Of course he didn’t put it together that my mom was sick, and we were eating a lot of frozen dinners and things like that, but still, I’ve always resented him after that.
I was cut the next year. People are always asking me if I play basketball, because I’m so tall, and it really depresses me. It’s just one more thing orbiting my head.
I got into a three-on-three game. When Coach Marsh called, “Balls in!” the game was tied. Well, two of the guys in the game, Irakli and Leo, have the biggest rivalry in all of basketball going, save Bird and Magic.
Irakli is from a little country called Georgia, and Leo is Russian, so it gets pretty intense. We played next bucket wins, but no one could score. The game went on and on, and still no one made a point. Even Coach Marsh came over and tried to get the ball, but just then Irakli hit a jumper. Leo was furious. He thought Irakli had traveled. So he started calling Irakli, “Broccoli,” which is really a way to push his button.
We had already given back our gym lockers since it’s the end of the year. So we played in our regular clothes. I was dripping. I even had sweat stains beneath my armpits.
We were the last ones leaving the gym. Sure enough, who comes around the corner but Cindy. The only thing that surprised me is that I didn’t have a nosebleed or maybe a black eye. Leo and Irakli were still arguing at the top of their lungs. She came around the corner unexpectedly. I almost didn’t even say hello to her.
Ganymede is the largest moon in the Solar System (larger than the planet Mercury), and is the only moon known to have its own internally generated magnetic field. It contains roughly 38% of the mass of Jovian moons.

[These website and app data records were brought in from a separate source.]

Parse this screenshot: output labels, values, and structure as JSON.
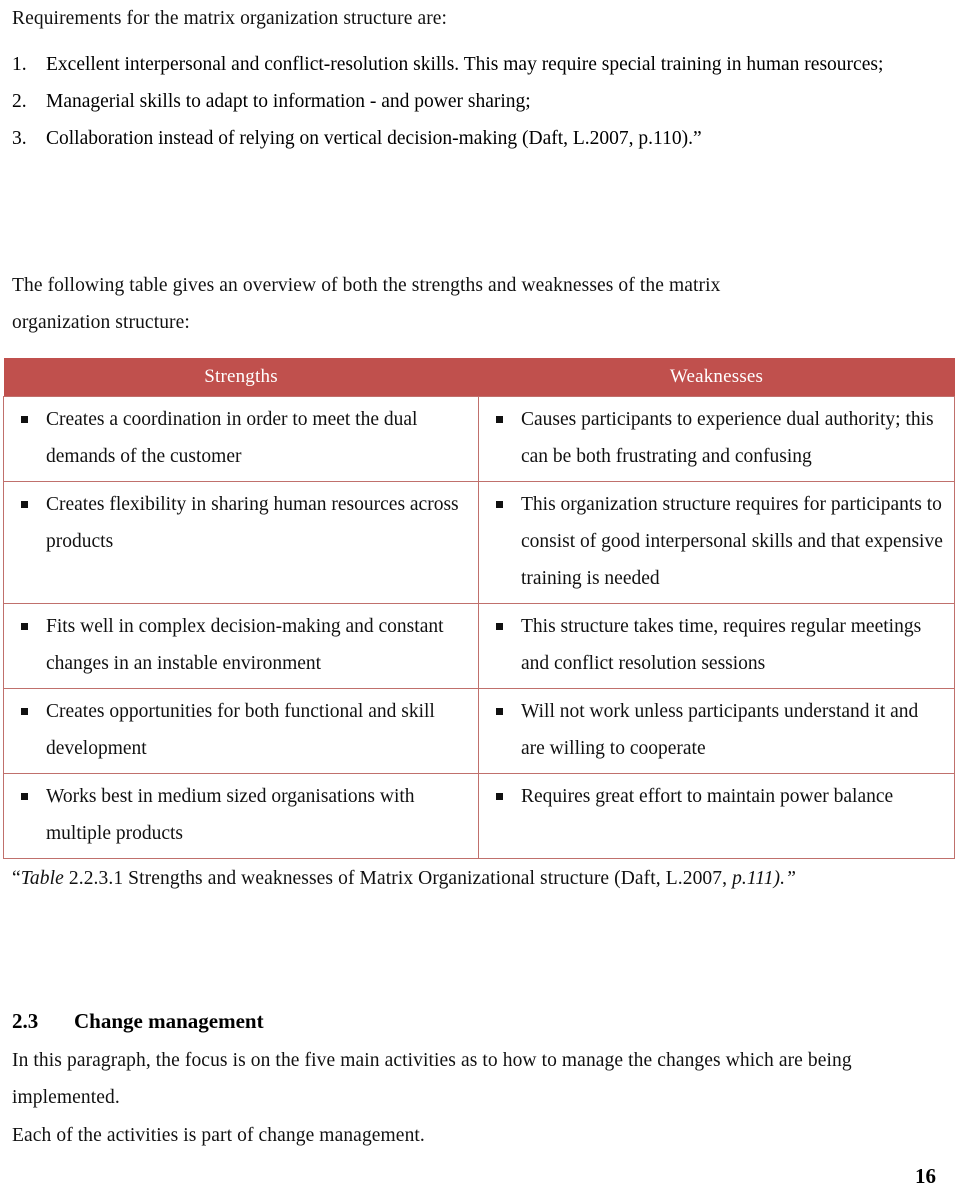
{
  "document": {
    "intro_heading": "Requirements for the matrix organization structure are:",
    "requirements": [
      {
        "num": "1.",
        "text": "Excellent interpersonal and conflict-resolution skills. This may require special training in human resources;"
      },
      {
        "num": "2.",
        "text": "Managerial skills to adapt to information - and power sharing;"
      },
      {
        "num": "3.",
        "text": "Collaboration instead of relying on vertical decision-making (Daft, L.2007, p.110).”"
      }
    ],
    "lead_paragraph": "The following table gives an overview of both the strengths and weaknesses of the matrix organization structure:",
    "table": {
      "headers": [
        "Strengths",
        "Weaknesses"
      ],
      "header_bg": "#C0504D",
      "header_text_color": "#FFFFFF",
      "border_color": "#C0706C",
      "rows": [
        {
          "strength": "Creates a coordination in order to meet the dual demands of the customer",
          "weakness": "Causes participants to experience dual authority; this can be both frustrating and confusing"
        },
        {
          "strength": "Creates flexibility in sharing human resources across products",
          "weakness": "This organization structure requires for participants to consist of good interpersonal skills and that expensive training is needed"
        },
        {
          "strength": "Fits well in complex decision-making and constant changes in an instable environment",
          "weakness": "This structure takes time, requires regular meetings and conflict resolution sessions"
        },
        {
          "strength": "Creates opportunities for both functional and skill development",
          "weakness": "Will not work unless participants understand it and are willing to cooperate"
        },
        {
          "strength": "Works best in medium sized organisations with multiple products",
          "weakness": "Requires great effort to maintain power balance"
        }
      ]
    },
    "caption": {
      "open_quote": "“",
      "italic_word": "Table",
      "rest": " 2.2.3.1 Strengths and weaknesses of Matrix Organizational structure (Daft, L.2007, ",
      "second_line": "p.111).”"
    },
    "section": {
      "number": "2.3",
      "title": "Change management",
      "paragraph_1": "In this paragraph, the focus is on the five main activities as to how to manage the changes which are being implemented.",
      "paragraph_2": "Each of the activities is part of change management."
    },
    "page_number": "16"
  }
}
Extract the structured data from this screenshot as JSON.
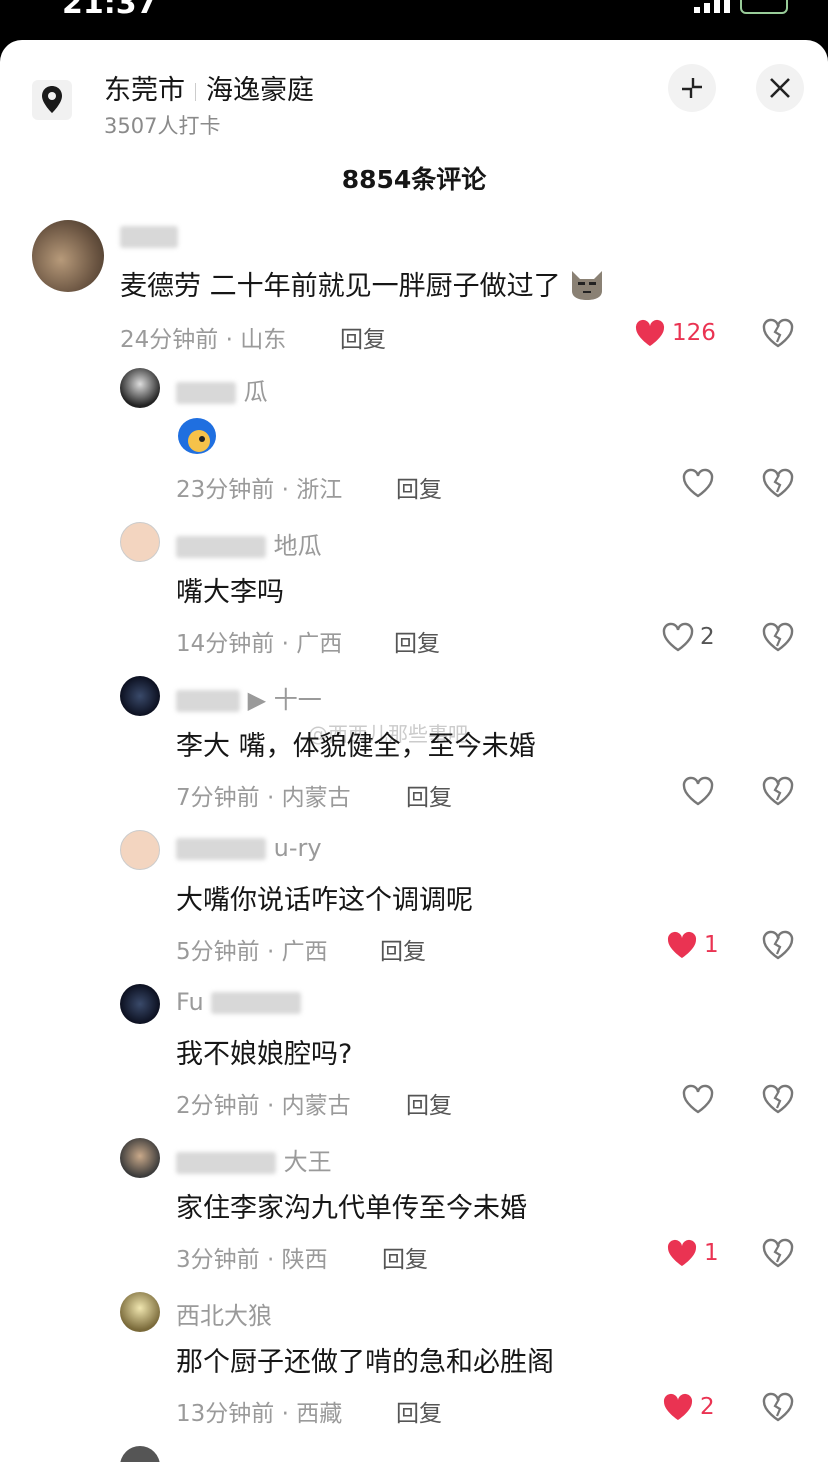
{
  "status_bar": {
    "time": "21:37"
  },
  "header": {
    "city": "东莞市",
    "place": "海逸豪庭",
    "checkins": "3507人打卡",
    "location_icon": "map-pin-icon",
    "collapse_icon": "collapse-icon",
    "close_icon": "close-icon"
  },
  "comment_count": "8854条评论",
  "watermark": "@西西儿那些事吧",
  "comments": [
    {
      "user_visible": "",
      "text": "麦德劳 二十年前就见一胖厨子做过了",
      "time": "24分钟前 · 山东",
      "reply": "回复",
      "likes": "126",
      "liked": true,
      "emoji": "cat-face-emoji"
    },
    {
      "user_visible": "瓜",
      "text": "",
      "time": "23分钟前 · 浙江",
      "reply": "回复",
      "likes": "",
      "liked": false,
      "emoji": "blue-hair-face-emoji"
    },
    {
      "user_visible": "地瓜",
      "text": "嘴大李吗",
      "time": "14分钟前 · 广西",
      "reply": "回复",
      "likes": "2",
      "liked": false
    },
    {
      "user_visible": "十一",
      "text": "李大  嘴，体貌健全，至今未婚",
      "time": "7分钟前 · 内蒙古",
      "reply": "回复",
      "likes": "",
      "liked": false
    },
    {
      "user_visible": "u-ry",
      "text": "大嘴你说话咋这个调调呢",
      "time": "5分钟前 · 广西",
      "reply": "回复",
      "likes": "1",
      "liked": true
    },
    {
      "user_visible": "Fu",
      "text": "我不娘娘腔吗?",
      "time": "2分钟前 · 内蒙古",
      "reply": "回复",
      "likes": "",
      "liked": false
    },
    {
      "user_visible": "大王",
      "text": "家住李家沟九代单传至今未婚",
      "time": "3分钟前 · 陕西",
      "reply": "回复",
      "likes": "1",
      "liked": true
    },
    {
      "user_visible": "西北大狼",
      "text": "那个厨子还做了啃的急和必胜阁",
      "time": "13分钟前 · 西藏",
      "reply": "回复",
      "likes": "2",
      "liked": true
    }
  ]
}
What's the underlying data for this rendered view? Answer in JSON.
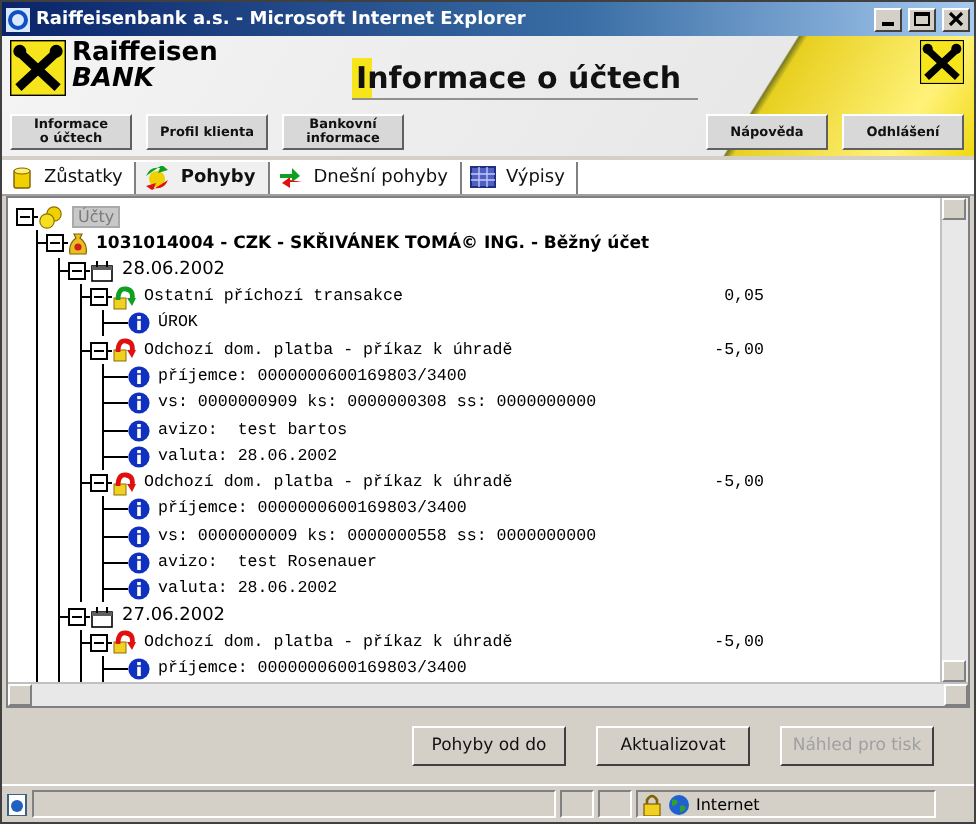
{
  "window": {
    "title": "Raiffeisenbank a.s. - Microsoft Internet Explorer"
  },
  "header": {
    "brand": [
      "Raiffeisen",
      "BANK"
    ],
    "title": "Informace o účtech"
  },
  "nav": {
    "left": [
      "Informace\no účtech",
      "Profil klienta",
      "Bankovní\ninformace"
    ],
    "right": [
      "Nápověda",
      "Odhlášení"
    ]
  },
  "tabs": [
    {
      "label": "Zůstatky",
      "selected": false
    },
    {
      "label": "Pohyby",
      "selected": true
    },
    {
      "label": "Dnešní pohyby",
      "selected": false
    },
    {
      "label": "Výpisy",
      "selected": false
    }
  ],
  "tree": {
    "kind": "root",
    "label": "Účty",
    "expanded": true,
    "children": [
      {
        "kind": "account",
        "label": "1031014004 - CZK - SKŘIVÁNEK TOMÁ© ING. - Běžný účet",
        "expanded": true,
        "children": [
          {
            "kind": "date",
            "label": "28.06.2002",
            "expanded": true,
            "children": [
              {
                "kind": "incoming",
                "label": "Ostatní příchozí transakce",
                "amount": "0,05",
                "expanded": true,
                "children": [
                  {
                    "kind": "info",
                    "label": "ÚROK"
                  }
                ]
              },
              {
                "kind": "outgoing",
                "label": "Odchozí dom. platba - příkaz k úhradě",
                "amount": "-5,00",
                "expanded": true,
                "children": [
                  {
                    "kind": "info",
                    "label": "příjemce: 0000000600169803/3400"
                  },
                  {
                    "kind": "info",
                    "label": "vs: 0000000909 ks: 0000000308 ss: 0000000000"
                  },
                  {
                    "kind": "info",
                    "label": "avizo:  test bartos"
                  },
                  {
                    "kind": "info",
                    "label": "valuta: 28.06.2002"
                  }
                ]
              },
              {
                "kind": "outgoing",
                "label": "Odchozí dom. platba - příkaz k úhradě",
                "amount": "-5,00",
                "expanded": true,
                "children": [
                  {
                    "kind": "info",
                    "label": "příjemce: 0000000600169803/3400"
                  },
                  {
                    "kind": "info",
                    "label": "vs: 0000000009 ks: 0000000558 ss: 0000000000"
                  },
                  {
                    "kind": "info",
                    "label": "avizo:  test Rosenauer"
                  },
                  {
                    "kind": "info",
                    "label": "valuta: 28.06.2002"
                  }
                ]
              }
            ]
          },
          {
            "kind": "date",
            "label": "27.06.2002",
            "expanded": true,
            "children": [
              {
                "kind": "outgoing",
                "label": "Odchozí dom. platba - příkaz k úhradě",
                "amount": "-5,00",
                "expanded": true,
                "children": [
                  {
                    "kind": "info",
                    "label": "příjemce: 0000000600169803/3400"
                  }
                ]
              }
            ]
          }
        ]
      }
    ]
  },
  "buttons": [
    {
      "label": "Pohyby od do",
      "disabled": false
    },
    {
      "label": "Aktualizovat",
      "disabled": false
    },
    {
      "label": "Náhled pro tisk",
      "disabled": true
    }
  ],
  "status_bar": {
    "zone": "Internet"
  }
}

Callisto’s surface is heavily cratered and ancient, a visible record of events from the early history of the Solar System. However, the very few small craters on Callisto indicate a small degree of current surface activity. (Like, possibly, Bigfoot’s vacation home.) Callisto has 27% of the mass of Jovian moons. It is a stereotypical outer Solar System satellite. So don’t feel bad if people are stereotyping you, it happens to moons, too.
Copyright © 2018 by Tim Miller